The value of communication
When I was younger I hated languages. My dad spoke several and was convinced I had inherited the knack. I scraped a GCSE in German and vowed to stick to English from then on.
It wasn’t until I started thinking about my gap year that I considered learning a second language while I was away. I eventually chose Chile, and to my surprise, 4 months into being there I was addicted to the buzz of learning Spanish.
I was working in a school for disabled children in a class of 6. Only two children could speak, and neither of them well, but I realised slowly that every child could communicate. Some of them used physical signs and movements to express themselves.
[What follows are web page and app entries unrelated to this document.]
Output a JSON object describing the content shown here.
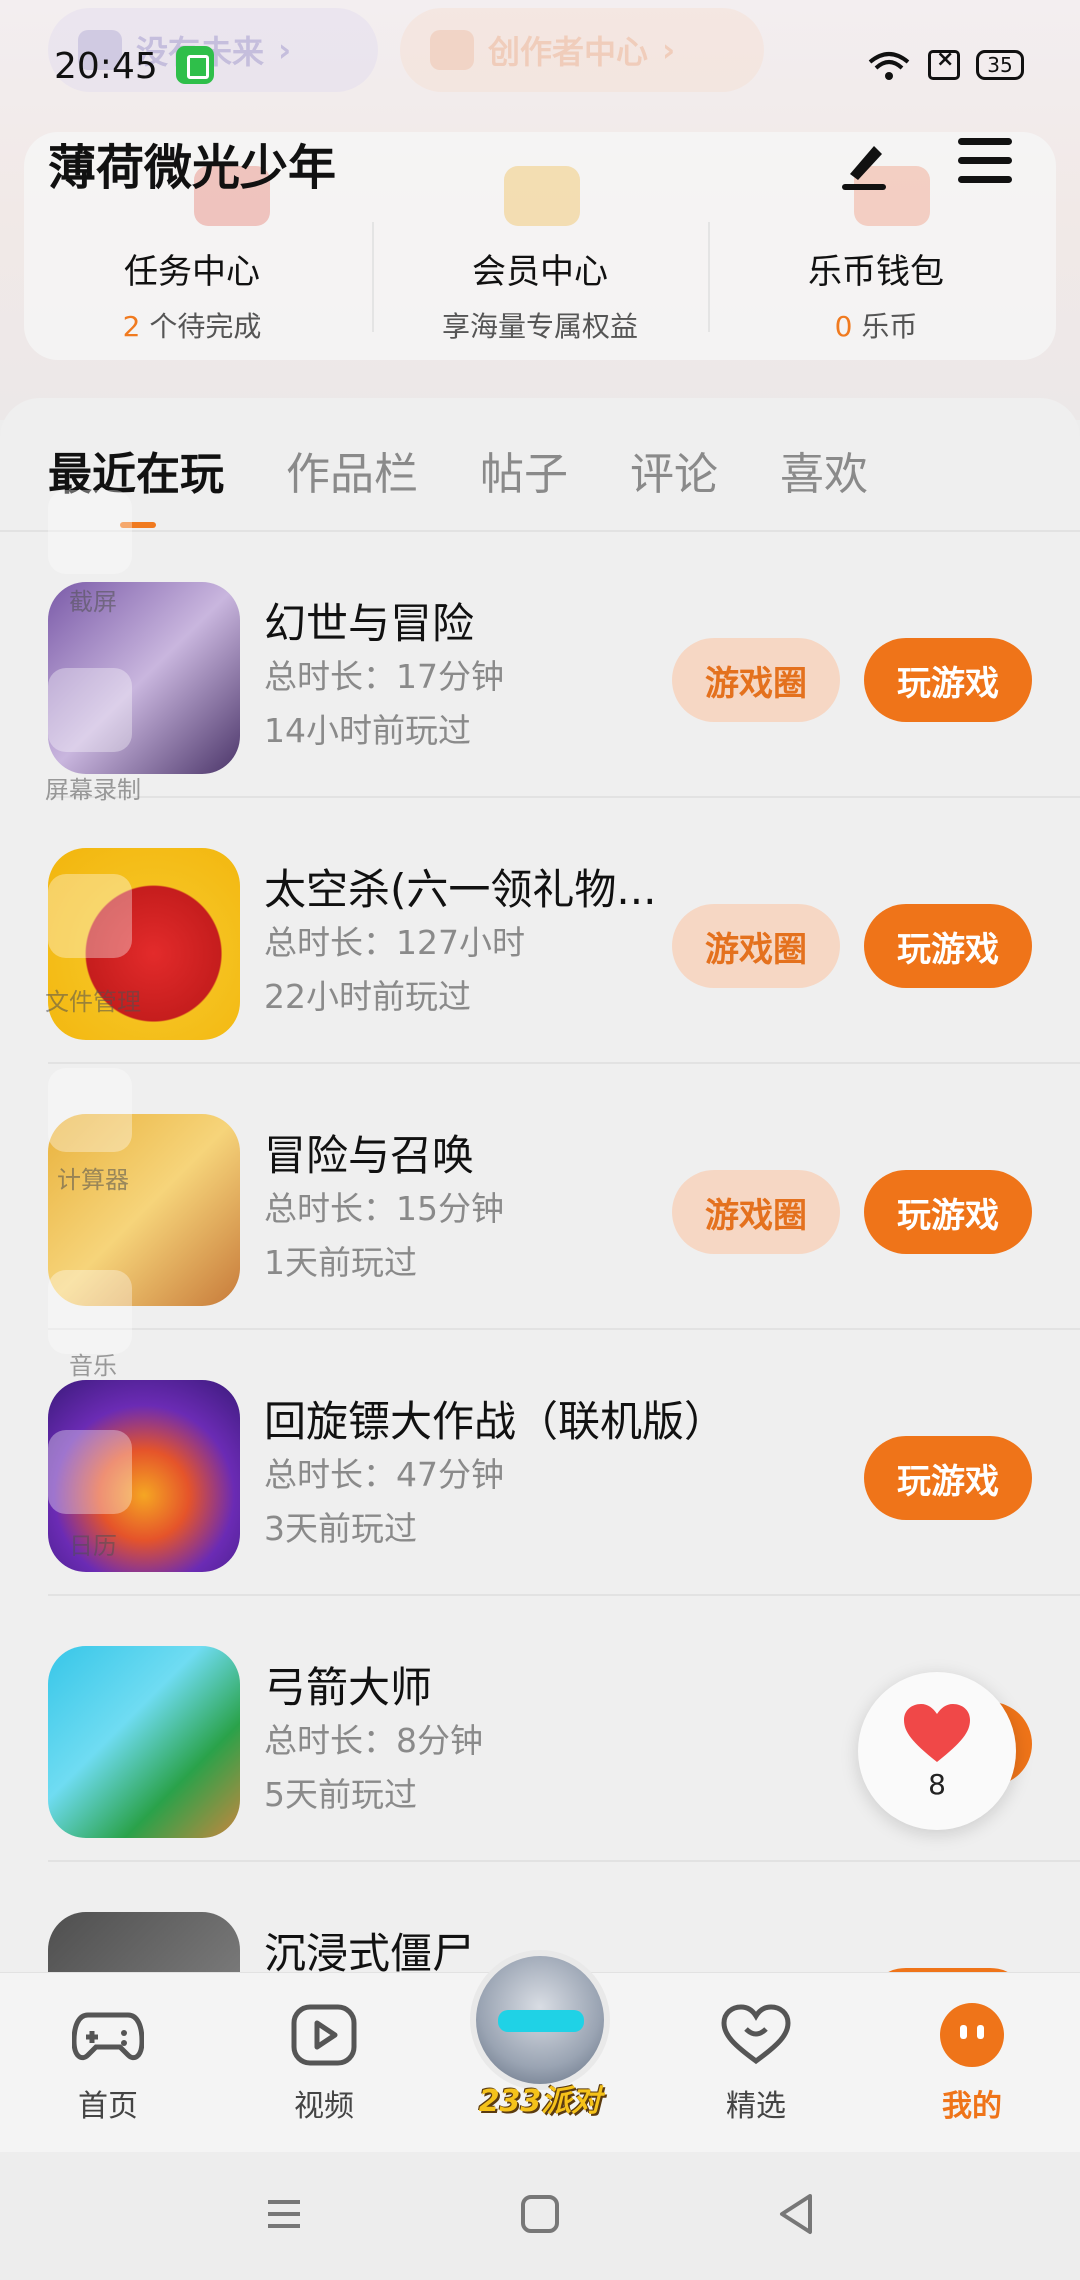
{
  "status_bar": {
    "time": "20:45",
    "battery": "35"
  },
  "banner": {
    "pill1": "没有未来",
    "pill2": "创作者中心"
  },
  "header": {
    "title": "薄荷微光少年"
  },
  "stats": [
    {
      "title": "任务中心",
      "count": "2",
      "suffix": " 个待完成"
    },
    {
      "title": "会员中心",
      "sub": "享海量专属权益"
    },
    {
      "title": "乐币钱包",
      "count": "0",
      "suffix": " 乐币"
    }
  ],
  "tabs": [
    "最近在玩",
    "作品栏",
    "帖子",
    "评论",
    "喜欢"
  ],
  "games": [
    {
      "name": "幻世与冒险",
      "duration": "总时长：17分钟",
      "last": "14小时前玩过",
      "circle": "游戏圈",
      "play": "玩游戏"
    },
    {
      "name": "太空杀(六一领礼物...",
      "duration": "总时长：127小时",
      "last": "22小时前玩过",
      "circle": "游戏圈",
      "play": "玩游戏"
    },
    {
      "name": "冒险与召唤",
      "duration": "总时长：15分钟",
      "last": "1天前玩过",
      "circle": "游戏圈",
      "play": "玩游戏"
    },
    {
      "name": "回旋镖大作战（联机版）",
      "duration": "总时长：47分钟",
      "last": "3天前玩过",
      "play": "玩游戏"
    },
    {
      "name": "弓箭大师",
      "duration": "总时长：8分钟",
      "last": "5天前玩过"
    },
    {
      "name": "沉浸式僵尸"
    }
  ],
  "like": {
    "count": "8"
  },
  "sidebar_overlay": [
    "截屏",
    "屏幕录制",
    "文件管理",
    "计算器",
    "音乐",
    "日历"
  ],
  "bottom_nav": [
    "首页",
    "视频",
    "精选",
    "我的"
  ],
  "brand": "233派对",
  "colors": {
    "accent": "#ef7419",
    "circle_bg": "#f6d7c4"
  }
}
Others used their voices – they made noises which changed depending on how they felt. They even ‘talked’ to each other, having arguments and friendly chats like anyone else. Every child in that room had a strong personality, likes and dislikes, desires and fears that they communicated every day, without saying a single sentence. Slowly, I learned not only Spanish but the language of every one of the children I cared for. It was inspirational to see these children whose disability gave them a good excuse to not learn, chatting with each other and myself with ease. I had been making excuses for not trying all these years and here were a group of disabled eight year olds showing me how important communication really is. It made me want to challenge myself to really learn Spanish so that I could express my personality in the way that they had learned to do.
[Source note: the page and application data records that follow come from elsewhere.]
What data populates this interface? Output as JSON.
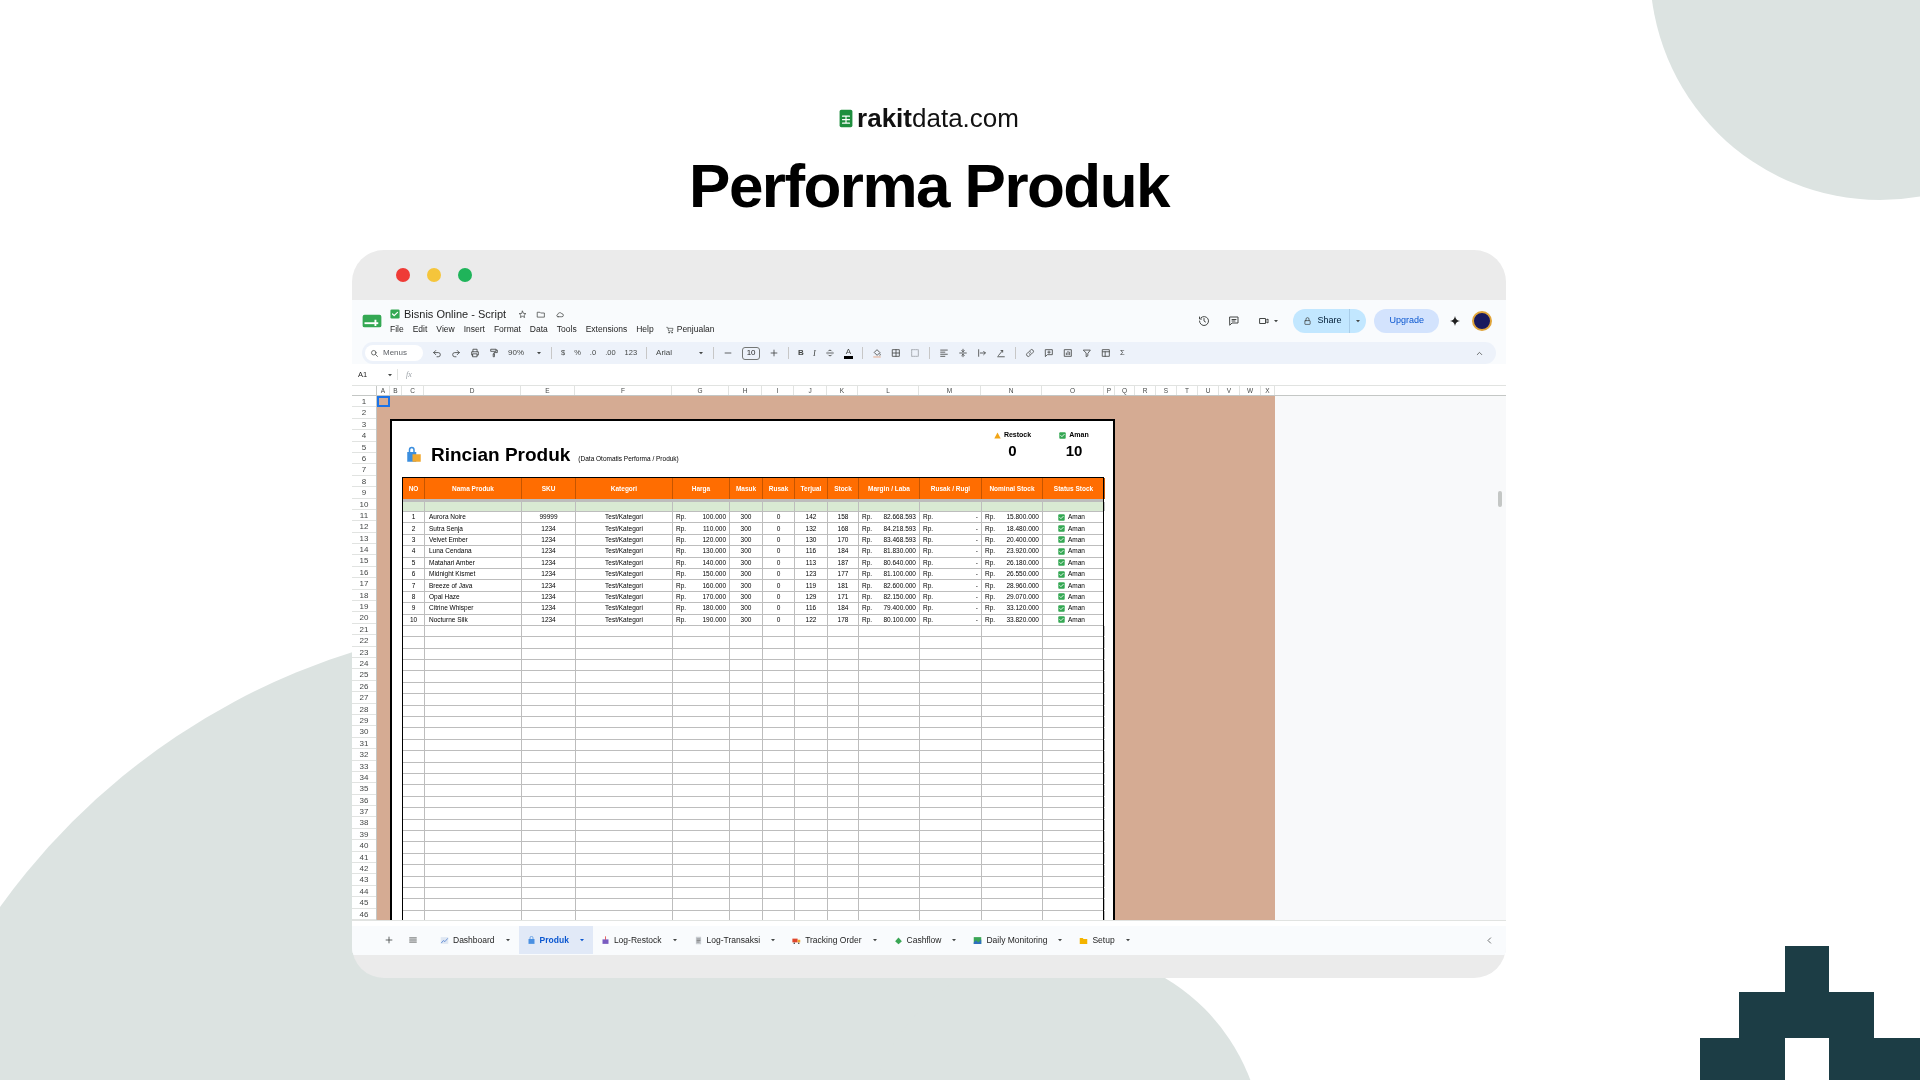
{
  "brand": {
    "text": "**rakit**data.com"
  },
  "headline": "Performa Produk",
  "app": {
    "title": "Bisnis Online - Script",
    "menus": [
      "File",
      "Edit",
      "View",
      "Insert",
      "Format",
      "Data",
      "Tools",
      "Extensions",
      "Help"
    ],
    "extension_menu": "Penjualan",
    "share": "Share",
    "upgrade": "Upgrade",
    "toolbar": [
      {
        "kind": "search",
        "text": "Menus"
      },
      {
        "kind": "undo"
      },
      {
        "kind": "redo"
      },
      {
        "kind": "print"
      },
      {
        "kind": "paint"
      },
      {
        "kind": "dropdown",
        "text": "90%"
      },
      {
        "kind": "divider"
      },
      {
        "kind": "text",
        "text": "$"
      },
      {
        "kind": "text",
        "text": "%"
      },
      {
        "kind": "text",
        "text": ".0"
      },
      {
        "kind": "text",
        "text": ".00"
      },
      {
        "kind": "text",
        "text": "123"
      },
      {
        "kind": "divider"
      },
      {
        "kind": "font",
        "text": "Arial"
      },
      {
        "kind": "divider"
      },
      {
        "kind": "minus"
      },
      {
        "kind": "size",
        "text": "10"
      },
      {
        "kind": "plus"
      },
      {
        "kind": "divider"
      },
      {
        "kind": "bold",
        "text": "B"
      },
      {
        "kind": "italic",
        "text": "I"
      },
      {
        "kind": "strike"
      },
      {
        "kind": "textcolor",
        "text": "A"
      },
      {
        "kind": "divider"
      },
      {
        "kind": "fill"
      },
      {
        "kind": "borders"
      },
      {
        "kind": "merge"
      },
      {
        "kind": "divider"
      },
      {
        "kind": "align"
      },
      {
        "kind": "valign"
      },
      {
        "kind": "wrap"
      },
      {
        "kind": "rotate"
      },
      {
        "kind": "divider"
      },
      {
        "kind": "link"
      },
      {
        "kind": "comment"
      },
      {
        "kind": "chart"
      },
      {
        "kind": "filter"
      },
      {
        "kind": "table"
      },
      {
        "kind": "text",
        "text": "Σ"
      }
    ],
    "name_box": "A1",
    "formula_label": "fx"
  },
  "column_letters": [
    "A",
    "B",
    "C",
    "D",
    "E",
    "F",
    "G",
    "H",
    "I",
    "J",
    "K",
    "L",
    "M",
    "N",
    "O",
    "P",
    "Q",
    "R",
    "S",
    "T",
    "U",
    "V",
    "W",
    "X"
  ],
  "row_numbers": [
    "1",
    "2",
    "3",
    "4",
    "5",
    "6",
    "7",
    "8",
    "9",
    "10",
    "11",
    "12",
    "13",
    "14",
    "15",
    "16",
    "17",
    "18",
    "19",
    "20",
    "21",
    "22",
    "23",
    "24",
    "25",
    "26",
    "27",
    "28",
    "29",
    "30",
    "31",
    "32",
    "33",
    "34",
    "35",
    "36",
    "37",
    "38",
    "39",
    "40",
    "41",
    "42",
    "43",
    "44",
    "45",
    "46"
  ],
  "report": {
    "title": "Rincian Produk",
    "subtitle": "(Data Otomatis Performa / Produk)",
    "summary": [
      {
        "kind": "warning",
        "label": "Restock",
        "value": "0"
      },
      {
        "kind": "check",
        "label": "Aman",
        "value": "10"
      }
    ],
    "columns": [
      "NO",
      "Nama Produk",
      "SKU",
      "Kategori",
      "Harga",
      "Masuk",
      "Rusak",
      "Terjual",
      "Stock",
      "Margin / Laba",
      "Rusak / Rugi",
      "Nominal Stock",
      "Status Stock"
    ],
    "rows": [
      {
        "cells": [
          "1",
          "Aurora Noire",
          "99999",
          "Test/Kategori",
          {
            "currency": "Rp.",
            "amount": "100.000"
          },
          "300",
          "0",
          "142",
          "158",
          {
            "currency": "Rp.",
            "amount": "82.668.593"
          },
          {
            "currency": "Rp.",
            "amount": "-"
          },
          {
            "currency": "Rp.",
            "amount": "15.800.000"
          }
        ],
        "status": {
          "label": "Aman",
          "checked": true
        }
      },
      {
        "cells": [
          "2",
          "Sutra Senja",
          "1234",
          "Test/Kategori",
          {
            "currency": "Rp.",
            "amount": "110.000"
          },
          "300",
          "0",
          "132",
          "168",
          {
            "currency": "Rp.",
            "amount": "84.218.593"
          },
          {
            "currency": "Rp.",
            "amount": "-"
          },
          {
            "currency": "Rp.",
            "amount": "18.480.000"
          }
        ],
        "status": {
          "label": "Aman",
          "checked": true
        }
      },
      {
        "cells": [
          "3",
          "Velvet Ember",
          "1234",
          "Test/Kategori",
          {
            "currency": "Rp.",
            "amount": "120.000"
          },
          "300",
          "0",
          "130",
          "170",
          {
            "currency": "Rp.",
            "amount": "83.468.593"
          },
          {
            "currency": "Rp.",
            "amount": "-"
          },
          {
            "currency": "Rp.",
            "amount": "20.400.000"
          }
        ],
        "status": {
          "label": "Aman",
          "checked": true
        }
      },
      {
        "cells": [
          "4",
          "Luna Cendana",
          "1234",
          "Test/Kategori",
          {
            "currency": "Rp.",
            "amount": "130.000"
          },
          "300",
          "0",
          "116",
          "184",
          {
            "currency": "Rp.",
            "amount": "81.830.000"
          },
          {
            "currency": "Rp.",
            "amount": "-"
          },
          {
            "currency": "Rp.",
            "amount": "23.920.000"
          }
        ],
        "status": {
          "label": "Aman",
          "checked": true
        }
      },
      {
        "cells": [
          "5",
          "Matahari Amber",
          "1234",
          "Test/Kategori",
          {
            "currency": "Rp.",
            "amount": "140.000"
          },
          "300",
          "0",
          "113",
          "187",
          {
            "currency": "Rp.",
            "amount": "80.640.000"
          },
          {
            "currency": "Rp.",
            "amount": "-"
          },
          {
            "currency": "Rp.",
            "amount": "26.180.000"
          }
        ],
        "status": {
          "label": "Aman",
          "checked": true
        }
      },
      {
        "cells": [
          "6",
          "Midnight Kismet",
          "1234",
          "Test/Kategori",
          {
            "currency": "Rp.",
            "amount": "150.000"
          },
          "300",
          "0",
          "123",
          "177",
          {
            "currency": "Rp.",
            "amount": "81.100.000"
          },
          {
            "currency": "Rp.",
            "amount": "-"
          },
          {
            "currency": "Rp.",
            "amount": "26.550.000"
          }
        ],
        "status": {
          "label": "Aman",
          "checked": true
        }
      },
      {
        "cells": [
          "7",
          "Breeze of Java",
          "1234",
          "Test/Kategori",
          {
            "currency": "Rp.",
            "amount": "160.000"
          },
          "300",
          "0",
          "119",
          "181",
          {
            "currency": "Rp.",
            "amount": "82.600.000"
          },
          {
            "currency": "Rp.",
            "amount": "-"
          },
          {
            "currency": "Rp.",
            "amount": "28.960.000"
          }
        ],
        "status": {
          "label": "Aman",
          "checked": true
        }
      },
      {
        "cells": [
          "8",
          "Opal Haze",
          "1234",
          "Test/Kategori",
          {
            "currency": "Rp.",
            "amount": "170.000"
          },
          "300",
          "0",
          "129",
          "171",
          {
            "currency": "Rp.",
            "amount": "82.150.000"
          },
          {
            "currency": "Rp.",
            "amount": "-"
          },
          {
            "currency": "Rp.",
            "amount": "29.070.000"
          }
        ],
        "status": {
          "label": "Aman",
          "checked": true
        }
      },
      {
        "cells": [
          "9",
          "Citrine Whisper",
          "1234",
          "Test/Kategori",
          {
            "currency": "Rp.",
            "amount": "180.000"
          },
          "300",
          "0",
          "116",
          "184",
          {
            "currency": "Rp.",
            "amount": "79.400.000"
          },
          {
            "currency": "Rp.",
            "amount": "-"
          },
          {
            "currency": "Rp.",
            "amount": "33.120.000"
          }
        ],
        "status": {
          "label": "Aman",
          "checked": true
        }
      },
      {
        "cells": [
          "10",
          "Nocturne Silk",
          "1234",
          "Test/Kategori",
          {
            "currency": "Rp.",
            "amount": "190.000"
          },
          "300",
          "0",
          "122",
          "178",
          {
            "currency": "Rp.",
            "amount": "80.100.000"
          },
          {
            "currency": "Rp.",
            "amount": "-"
          },
          {
            "currency": "Rp.",
            "amount": "33.820.000"
          }
        ],
        "status": {
          "label": "Aman",
          "checked": true
        }
      }
    ]
  },
  "sheet_tabs": [
    {
      "kind": "chart",
      "label": "Dashboard",
      "selected": false
    },
    {
      "kind": "bag",
      "label": "Produk",
      "selected": true
    },
    {
      "kind": "box",
      "label": "Log-Restock",
      "selected": false
    },
    {
      "kind": "doc",
      "label": "Log-Transaksi",
      "selected": false
    },
    {
      "kind": "truck",
      "label": "Tracking Order",
      "selected": false
    },
    {
      "kind": "money",
      "label": "Cashflow",
      "selected": false
    },
    {
      "kind": "picture",
      "label": "Daily Monitoring",
      "selected": false
    },
    {
      "kind": "folder",
      "label": "Setup",
      "selected": false
    }
  ]
}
And so, every day I would go to work for 8 hours, come home and spend my evenings studying Spanish. I loved the thrill of using or recognising a new word. When I arrived I spoke nothing but when I left I could happily have a conversation. I had changed my degree from History to Spanish language. My life was going in a completely different direction to how it had been travelling before I left, and I’m sure I’m happier than I would have been if I hadn’t changed course. That is what I learned from those children – that dedication to communication can open doors like nothing else. Doors to friendship and happiness, to excitement and adventure. Just don’t tell my dad that he was right….